Food preservation is becoming one of the fastest growing trends in the food world, partially due to the Slow Food movement. Their manifesto is good, clean, fair food for all and encourages the heritage of food, tradition and cultures. The idea is to have a strong connection of plate, planet, people and culture. As a result, people are becoming more interested in where food comes from and how to preserve it.
Canning, pickling, freezing, drying and dehydrating are all methods of food preservation. Many home gardeners will plant extras simply for the purpose of preserving them. I always love to visit friends and see their pantries full of beautiful jars of food they have “put up”. They are so proud of their hard work and beautiful product. Most feel that their products are superior to any they can purchase and, best of all, they know where it came from.
The initial investment of a canner and jars may put you back a few dollars. However, if you continue to preserve food, it will pay you back in more than dollars. The satisfaction of eating your canned, dried, frozen or pickled produce may encourage you to continue your pursuit.
Dorothy Smith, RD, UCCE Central Sierra Nutrition and Family Advisor, and Sue Mosbacher, Master Food Preserver program coordinator in El Dorado/Calaveras/Amador Counties, presented basic canning information at our August Master Gardener meeting. Both mentioned certain important points to consider when canning that, if ignored, could result in food poisoning and perhaps death.
First, make sure all surfaces and equipment are sanitized.
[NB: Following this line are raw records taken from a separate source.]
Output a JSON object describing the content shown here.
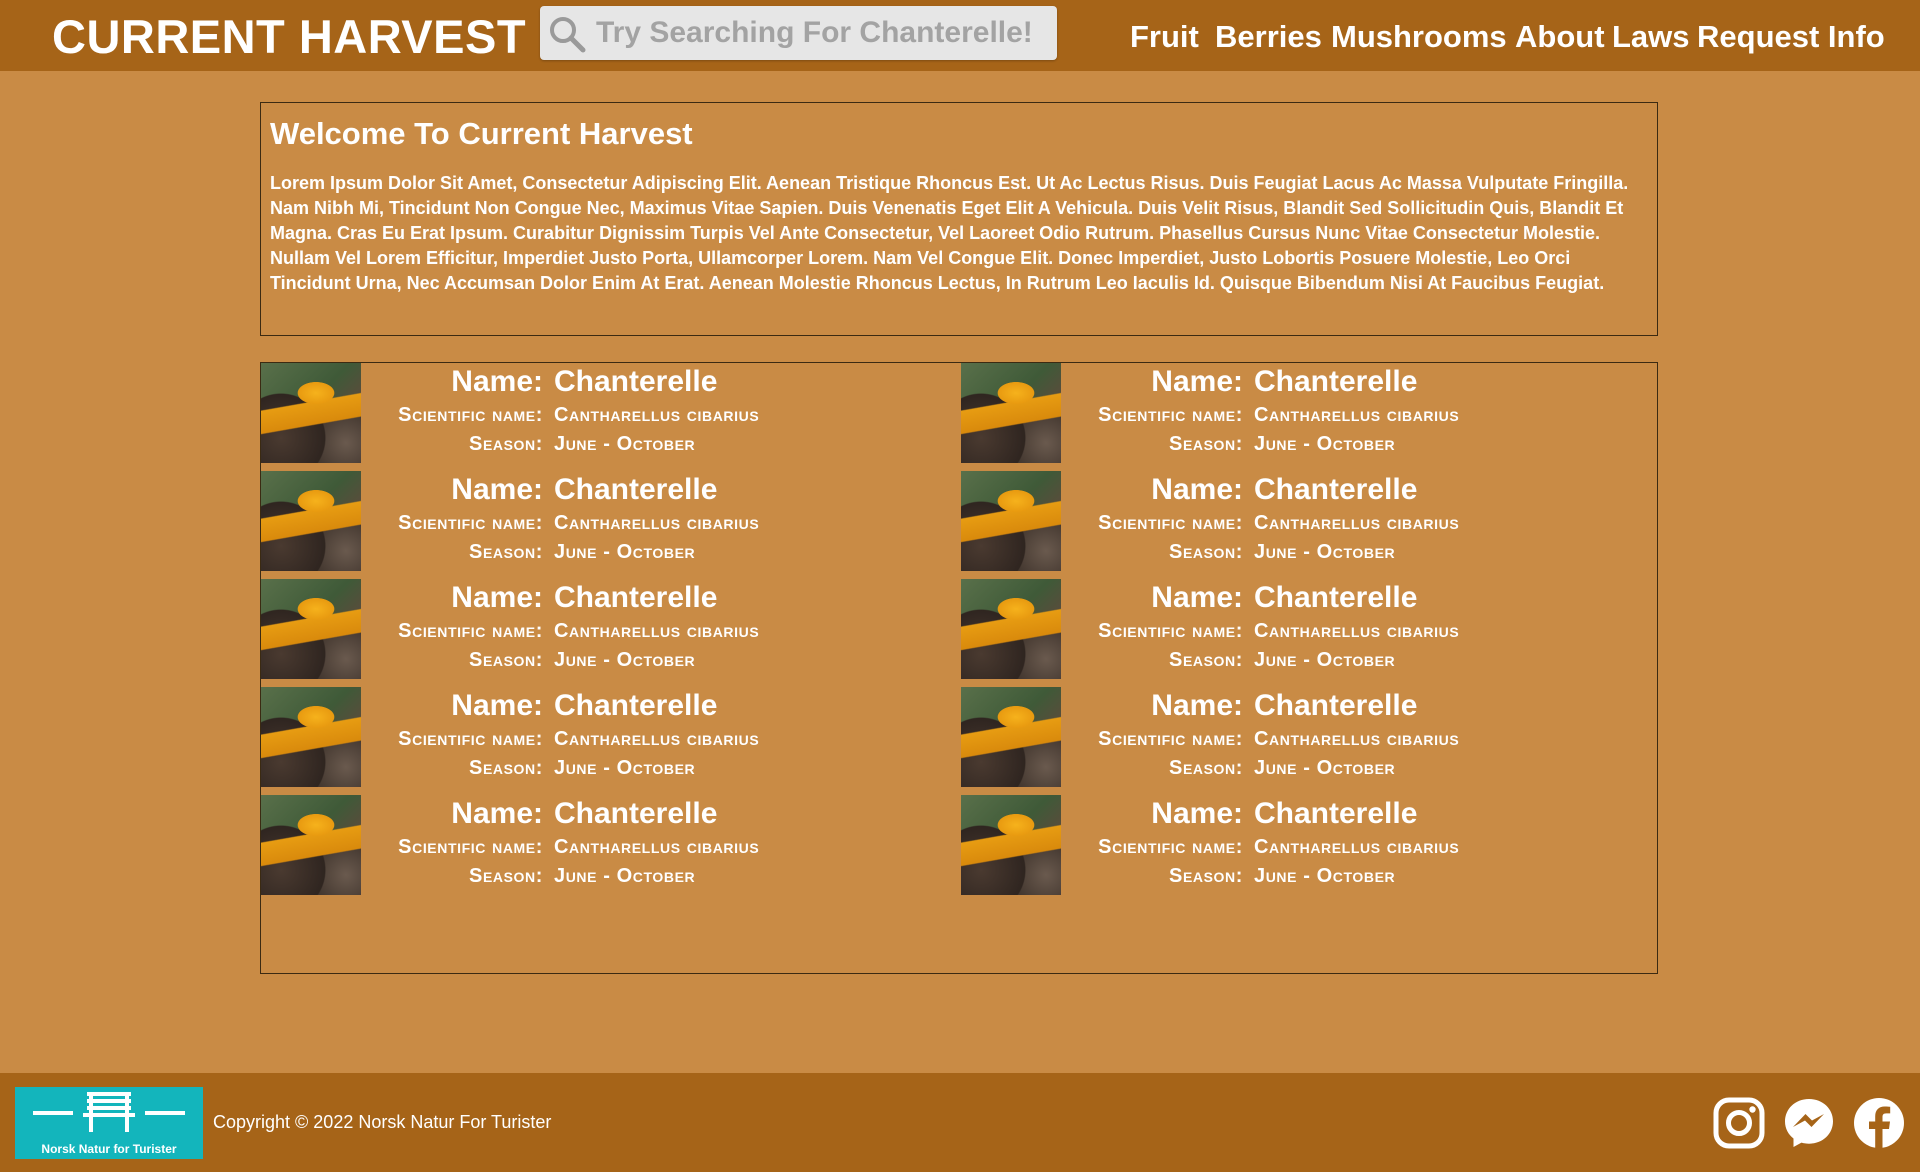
{
  "header": {
    "brand": "CURRENT HARVEST",
    "search": {
      "placeholder": "Try Searching For Chanterelle!",
      "value": ""
    },
    "nav": [
      {
        "label": "Fruit"
      },
      {
        "label": "Berries"
      },
      {
        "label": "Mushrooms"
      },
      {
        "label": "About"
      },
      {
        "label": "Laws"
      },
      {
        "label": "Request Info"
      }
    ]
  },
  "welcome": {
    "title": "Welcome To Current Harvest",
    "body": "Lorem Ipsum Dolor Sit Amet, Consectetur Adipiscing Elit. Aenean Tristique Rhoncus Est. Ut Ac Lectus Risus. Duis Feugiat Lacus Ac Massa Vulputate Fringilla. Nam Nibh Mi, Tincidunt Non Congue Nec, Maximus Vitae Sapien. Duis Venenatis Eget Elit A Vehicula. Duis Velit Risus, Blandit Sed Sollicitudin Quis, Blandit Et Magna. Cras Eu Erat Ipsum. Curabitur Dignissim Turpis Vel Ante Consectetur, Vel Laoreet Odio Rutrum. Phasellus Cursus Nunc Vitae Consectetur Molestie. Nullam Vel Lorem Efficitur, Imperdiet Justo Porta, Ullamcorper Lorem. Nam Vel Congue Elit. Donec Imperdiet, Justo Lobortis Posuere Molestie, Leo Orci Tincidunt Urna, Nec Accumsan Dolor Enim At Erat. Aenean Molestie Rhoncus Lectus, In Rutrum Leo Iaculis Id. Quisque Bibendum Nisi At Faucibus Feugiat."
  },
  "labels": {
    "name": "Name:",
    "scientific": "Scientific name:",
    "season": "Season:"
  },
  "cards": [
    {
      "name": "Chanterelle",
      "scientific": "Cantharellus cibarius",
      "season": "June - October"
    },
    {
      "name": "Chanterelle",
      "scientific": "Cantharellus cibarius",
      "season": "June - October"
    },
    {
      "name": "Chanterelle",
      "scientific": "Cantharellus cibarius",
      "season": "June - October"
    },
    {
      "name": "Chanterelle",
      "scientific": "Cantharellus cibarius",
      "season": "June - October"
    },
    {
      "name": "Chanterelle",
      "scientific": "Cantharellus cibarius",
      "season": "June - October"
    },
    {
      "name": "Chanterelle",
      "scientific": "Cantharellus cibarius",
      "season": "June - October"
    },
    {
      "name": "Chanterelle",
      "scientific": "Cantharellus cibarius",
      "season": "June - October"
    },
    {
      "name": "Chanterelle",
      "scientific": "Cantharellus cibarius",
      "season": "June - October"
    },
    {
      "name": "Chanterelle",
      "scientific": "Cantharellus cibarius",
      "season": "June - October"
    },
    {
      "name": "Chanterelle",
      "scientific": "Cantharellus cibarius",
      "season": "June - October"
    }
  ],
  "footer": {
    "logo_text": "Norsk Natur for Turister",
    "copyright": "Copyright © 2022 Norsk Natur For Turister",
    "social": [
      {
        "icon": "instagram-icon"
      },
      {
        "icon": "messenger-icon"
      },
      {
        "icon": "facebook-icon"
      }
    ]
  },
  "colors": {
    "header_bg": "#a66418",
    "page_bg": "#c98b45",
    "footer_logo_bg": "#13b5bc",
    "search_bg": "#e6e6e6"
  }
}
Wash your hands well and rinse your produce with water. Only use current recipes. Updated research and latest testing have improved many recipes. Your chances of contracting a food-borne illness from food that has not been properly canned are higher if that food is not canned using current USDA-tested recommendations. Ball home food preservation recipe books and the National Center for Home Food Preservation also provide safe guidelines to follow. Ball is at http://www.freshpreserving.com/home.aspx and National Center for Home Food Preservation is at http://nchfp.uga.edu/.
Pickling is a form of preserving that is easy for beginners. You don’t need a pressure canner to seal the jars. Peppers, beets, cucumbers, green beans, radishes and all sorts of other vegetables and fruits can be pickled.
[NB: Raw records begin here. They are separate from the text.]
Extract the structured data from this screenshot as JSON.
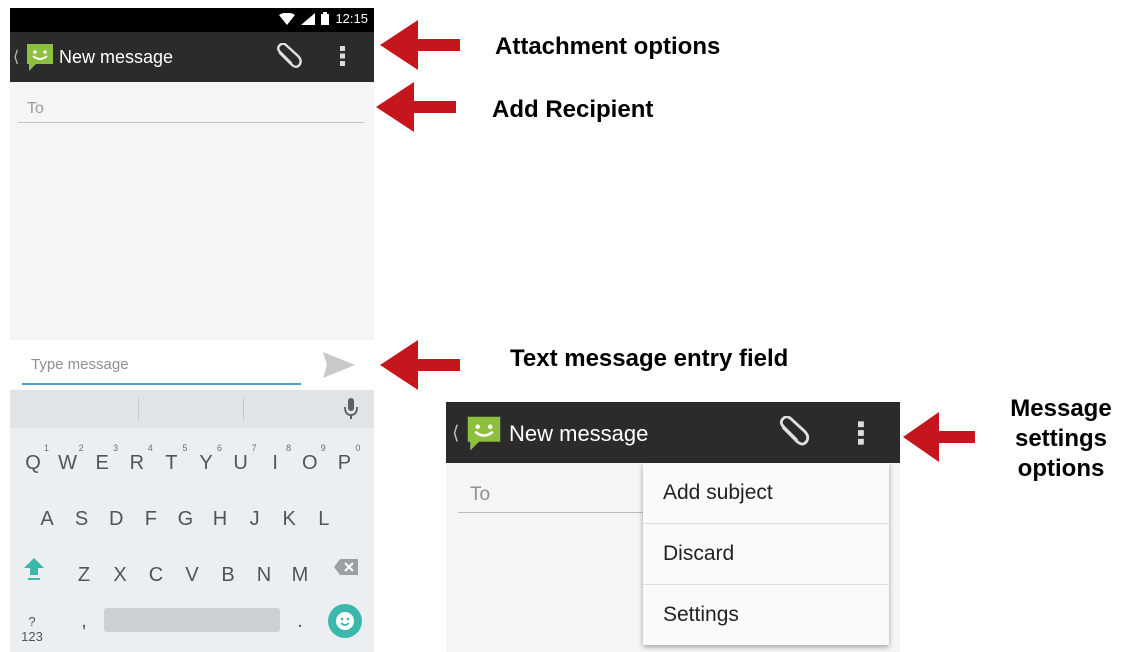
{
  "status_bar": {
    "time": "12:15"
  },
  "phone": {
    "title": "New message",
    "to_placeholder": "To",
    "compose_placeholder": "Type message"
  },
  "keyboard": {
    "row1": [
      {
        "key": "Q",
        "hint": "1"
      },
      {
        "key": "W",
        "hint": "2"
      },
      {
        "key": "E",
        "hint": "3"
      },
      {
        "key": "R",
        "hint": "4"
      },
      {
        "key": "T",
        "hint": "5"
      },
      {
        "key": "Y",
        "hint": "6"
      },
      {
        "key": "U",
        "hint": "7"
      },
      {
        "key": "I",
        "hint": "8"
      },
      {
        "key": "O",
        "hint": "9"
      },
      {
        "key": "P",
        "hint": "0"
      }
    ],
    "row2": [
      "A",
      "S",
      "D",
      "F",
      "G",
      "H",
      "J",
      "K",
      "L"
    ],
    "row3": [
      "Z",
      "X",
      "C",
      "V",
      "B",
      "N",
      "M"
    ],
    "symbols_label": "?123",
    "comma": ",",
    "period": "."
  },
  "annotations": {
    "attachment": "Attachment options",
    "recipient": "Add Recipient",
    "text_entry": "Text message entry field",
    "settings_line1": "Message",
    "settings_line2": "settings",
    "settings_line3": "options"
  },
  "inset": {
    "title": "New message",
    "to_placeholder": "To",
    "menu": [
      "Add subject",
      "Discard",
      "Settings"
    ]
  },
  "colors": {
    "action_bar": "#2b2b2b",
    "logo_green": "#8cc03e",
    "arrow_red": "#c4161c",
    "input_underline": "#4d9fd2",
    "emoji_key": "#3bb8ae"
  }
}
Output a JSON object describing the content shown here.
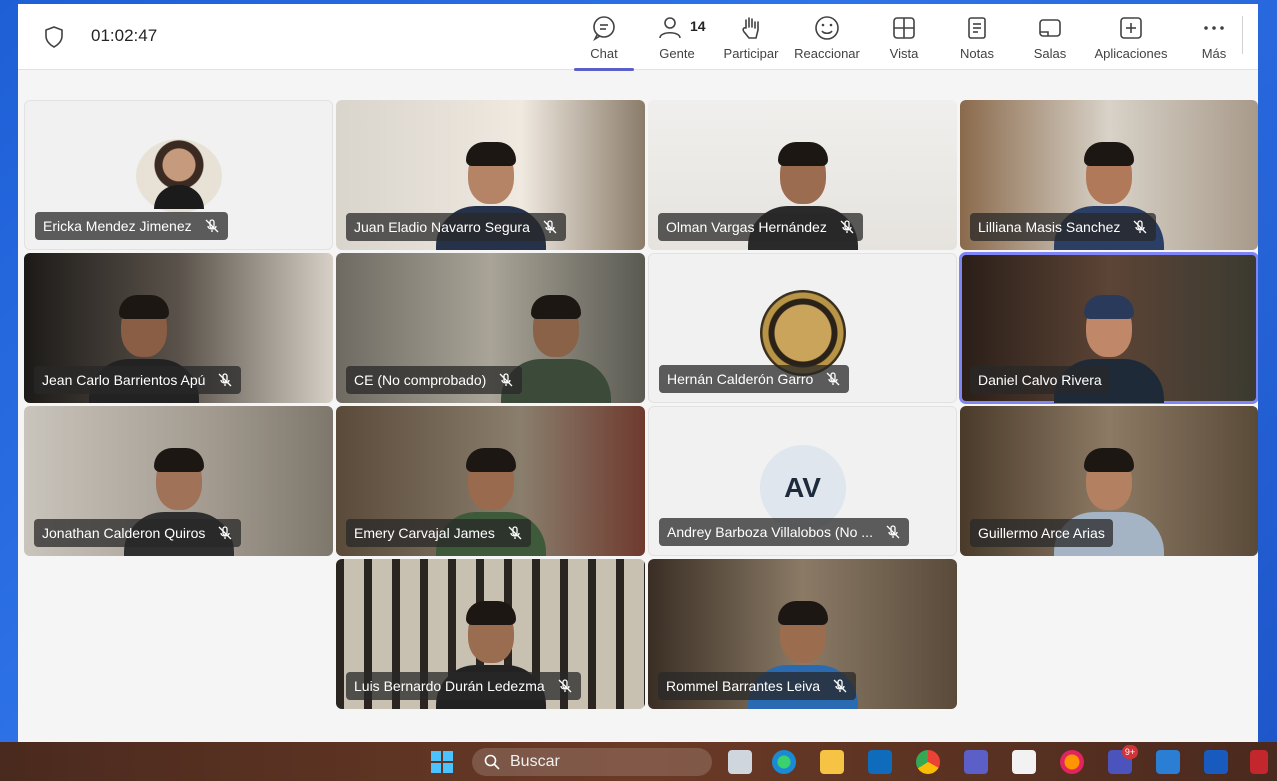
{
  "meeting": {
    "timer": "01:02:47"
  },
  "toolbar": {
    "chat": "Chat",
    "people": "Gente",
    "people_count": "14",
    "raise": "Participar",
    "react": "Reaccionar",
    "view": "Vista",
    "notes": "Notas",
    "rooms": "Salas",
    "apps": "Aplicaciones",
    "more": "Más"
  },
  "participants": [
    {
      "name": "Ericka Mendez Jimenez"
    },
    {
      "name": "Juan Eladio Navarro Segura"
    },
    {
      "name": "Olman Vargas Hernández"
    },
    {
      "name": "Lilliana Masis Sanchez"
    },
    {
      "name": "Jean Carlo Barrientos Apú"
    },
    {
      "name": "CE (No comprobado)"
    },
    {
      "name": "Hernán Calderón Garro"
    },
    {
      "name": "Daniel Calvo Rivera"
    },
    {
      "name": "Jonathan Calderon Quiros"
    },
    {
      "name": "Emery Carvajal James"
    },
    {
      "name": "Andrey Barboza Villalobos (No ...",
      "initials": "AV"
    },
    {
      "name": "Guillermo Arce Arias"
    },
    {
      "name": "Luis Bernardo Durán Ledezma"
    },
    {
      "name": "Rommel Barrantes Leiva"
    }
  ],
  "taskbar": {
    "search_label": "Buscar",
    "notification_badge": "9+"
  },
  "colors": {
    "accent": "#5b5fc7",
    "highlight": "#7f85f5",
    "desktop": "#2f73e8"
  }
}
Freezing is an easy method of food storage. Berries can be placed in a single layer on a cookie sheet and placed in the freezer. After they are frozen, transfer them to freezer bags and store them in the freezer. Green beans and apple slices can be frozen the same way and stored in individual bags for holiday dinners. Stone fruit can be dipped in Fruit Fresh to keep it from browning and stored in a similar fashion. Note: if your area is subject to power outages, keep a frozen bottle of water in the freezer to help you assess when foods start to thaw.
If you live in an area with a high amount of moisture in the air, or in cooler months in the Mother Lode, your food product needs to be protected from the moist air. In this case it is best to use a commercial dehydrator. Typically, we do not have to worry about excess moisture in summers in Tuolumne County, so use that solar energy to your benefit by letting the sun dry produce, such as tomatoes.
Dehydrating can be done using a dehydrator that you make or purchase. Make sure your food is not showing any signs of moisture. If the food is too moist, you will most likely end up with a contaminated product from the excess moisture. On the other hand, you do not want your food too dry or it will become too hard and difficult to eat. Follow the guidelines on the National Center for Home Food Preservation website for drying to ensure you get the best results and a safe product.
Use the method of food preservation that is best suited to your time, energy level and patience. Be well informed on the best method for your produce and always read the instructions completely before beginning your project. The National Center for Home Food Preservation website has a free online self-paced course that covers multiple canning topics. The best results come from good preparation methods and a thorough understanding of the process before you begin. You don’t have to stop at fruit and vegetables. Meats, fish and poultry can be canned or dehydrated. You can make your own mustards, pesto and other accompaniments to your meals. The reward is the end product that you have created.
Dede Moreno is a recent graduate of the Master Gardener training class.